◆ TASK DETAILS:
Using the entries below, give the count of lines that hold "your". Say nothing besides the number.

App and web page records:
━━━━━━━━━━━━━━━━
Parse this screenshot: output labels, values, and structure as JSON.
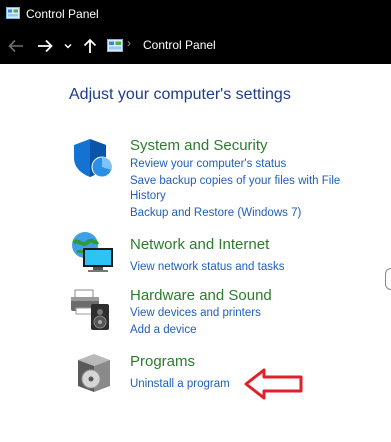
{
  "window": {
    "title": "Control Panel"
  },
  "address_bar": {
    "breadcrumb": "Control Panel",
    "separator": "›"
  },
  "main": {
    "heading": "Adjust your computer's settings",
    "categories": [
      {
        "title": "System and Security",
        "icon": "shield-icon",
        "links": [
          "Review your computer's status",
          "Save backup copies of your files with File",
          "History",
          "Backup and Restore (Windows 7)"
        ]
      },
      {
        "title": "Network and Internet",
        "icon": "network-globe-icon",
        "links": [
          "View network status and tasks"
        ]
      },
      {
        "title": "Hardware and Sound",
        "icon": "printer-speaker-icon",
        "links": [
          "View devices and printers",
          "Add a device"
        ]
      },
      {
        "title": "Programs",
        "icon": "programs-box-icon",
        "links": [
          "Uninstall a program"
        ]
      }
    ]
  },
  "colors": {
    "heading": "#1e3c8c",
    "category_title": "#2b7d2b",
    "link": "#1f5fb9",
    "annotation_arrow": "#e3202a",
    "titlebar_bg": "#000000"
  }
}
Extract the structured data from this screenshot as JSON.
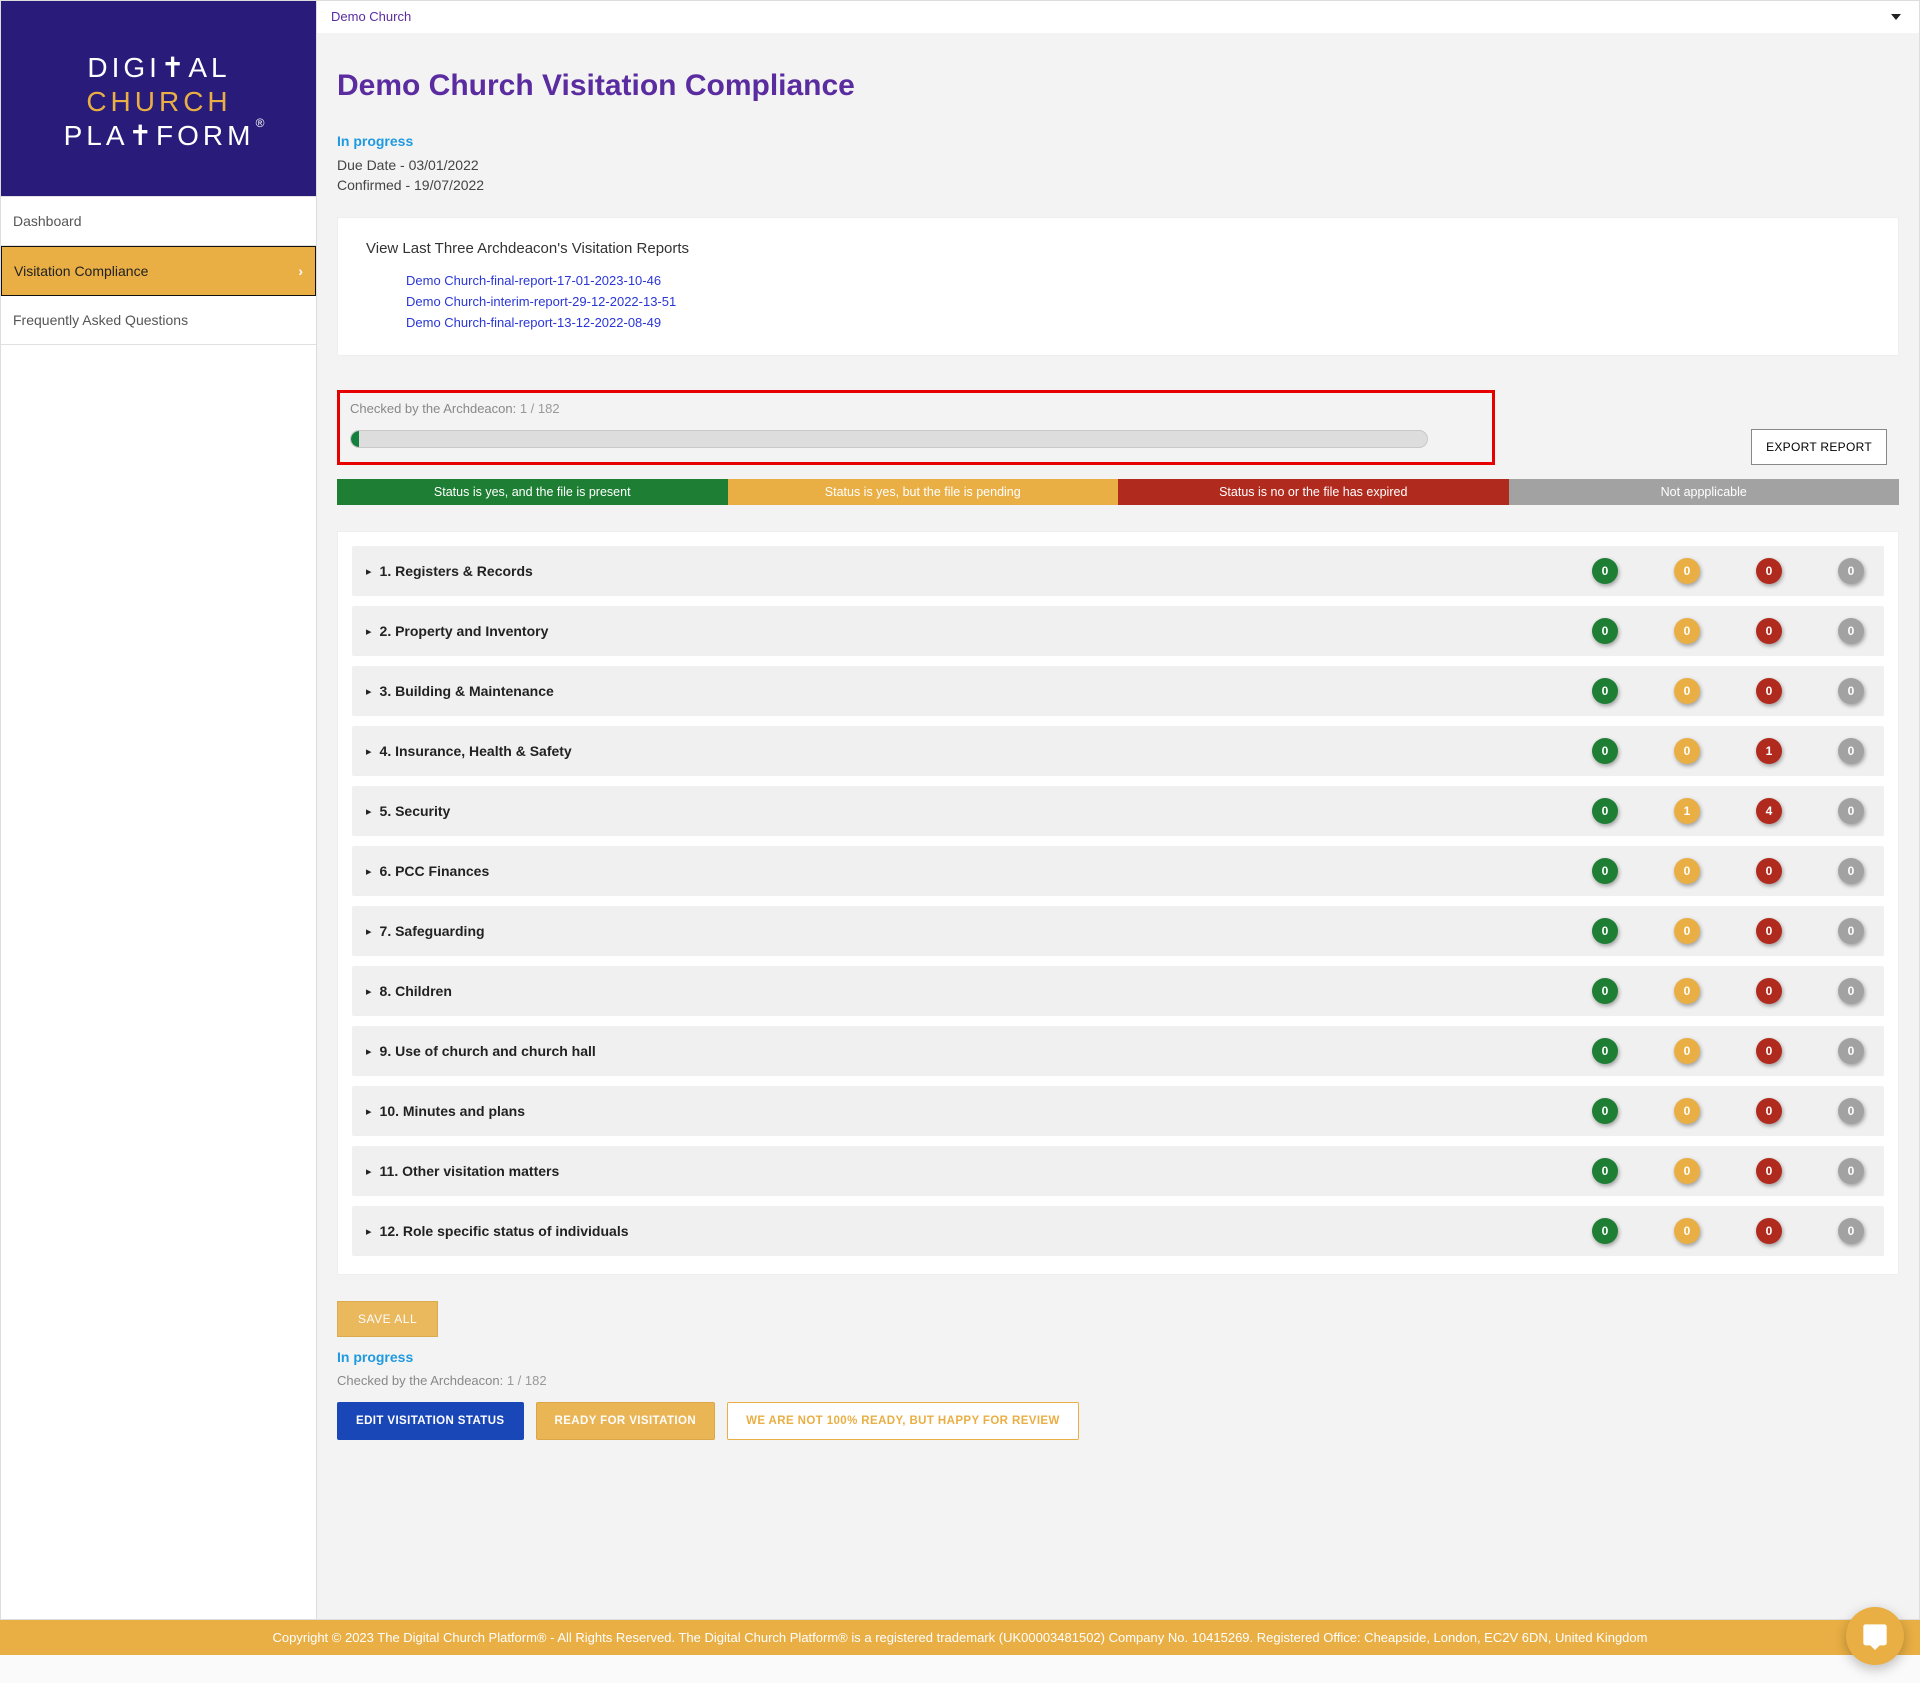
{
  "logo_lines": [
    "DIGI✝AL",
    "CHURCH",
    "PLA✝FORM"
  ],
  "sidebar": {
    "items": [
      "Dashboard",
      "Visitation Compliance",
      "Frequently Asked Questions"
    ],
    "active_index": 1
  },
  "breadcrumb": "Demo Church",
  "page_title": "Demo Church Visitation Compliance",
  "status_text": "In progress",
  "due_date_label": "Due Date - 03/01/2022",
  "confirmed_label": "Confirmed - 19/07/2022",
  "reports": {
    "heading": "View Last Three Archdeacon's Visitation Reports",
    "items": [
      "Demo Church-final-report-17-01-2023-10-46",
      "Demo Church-interim-report-29-12-2022-13-51",
      "Demo Church-final-report-13-12-2022-08-49"
    ]
  },
  "progress": {
    "label_prefix": "Checked by the Archdeacon: ",
    "count_text": "1 / 182"
  },
  "export_button": "EXPORT REPORT",
  "legend": {
    "green": "Status is yes, and the file is present",
    "yellow": "Status is yes, but the file is pending",
    "red": "Status is no or the file has expired",
    "grey": "Not appplicable"
  },
  "sections": [
    {
      "label": "1. Registers & Records",
      "green": 0,
      "yellow": 0,
      "red": 0,
      "grey": 0
    },
    {
      "label": "2. Property and Inventory",
      "green": 0,
      "yellow": 0,
      "red": 0,
      "grey": 0
    },
    {
      "label": "3. Building & Maintenance",
      "green": 0,
      "yellow": 0,
      "red": 0,
      "grey": 0
    },
    {
      "label": "4. Insurance, Health & Safety",
      "green": 0,
      "yellow": 0,
      "red": 1,
      "grey": 0
    },
    {
      "label": "5. Security",
      "green": 0,
      "yellow": 1,
      "red": 4,
      "grey": 0
    },
    {
      "label": "6. PCC Finances",
      "green": 0,
      "yellow": 0,
      "red": 0,
      "grey": 0
    },
    {
      "label": "7. Safeguarding",
      "green": 0,
      "yellow": 0,
      "red": 0,
      "grey": 0
    },
    {
      "label": "8. Children",
      "green": 0,
      "yellow": 0,
      "red": 0,
      "grey": 0
    },
    {
      "label": "9. Use of church and church hall",
      "green": 0,
      "yellow": 0,
      "red": 0,
      "grey": 0
    },
    {
      "label": "10. Minutes and plans",
      "green": 0,
      "yellow": 0,
      "red": 0,
      "grey": 0
    },
    {
      "label": "11. Other visitation matters",
      "green": 0,
      "yellow": 0,
      "red": 0,
      "grey": 0
    },
    {
      "label": "12. Role specific status of individuals",
      "green": 0,
      "yellow": 0,
      "red": 0,
      "grey": 0
    }
  ],
  "save_all_label": "SAVE ALL",
  "bottom": {
    "status": "In progress",
    "checked_prefix": "Checked by the Archdeacon: ",
    "checked_count": "1 / 182",
    "buttons": {
      "edit": "EDIT VISITATION STATUS",
      "ready": "READY FOR VISITATION",
      "happy": "WE ARE NOT 100% READY, BUT HAPPY FOR REVIEW"
    }
  },
  "footer_text": "Copyright © 2023 The Digital Church Platform® - All Rights Reserved. The Digital Church Platform® is a registered trademark (UK00003481502) Company No. 10415269. Registered Office: Cheapside, London, EC2V 6DN, United Kingdom"
}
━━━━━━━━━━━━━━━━
◆ TASK RESPONSE:
3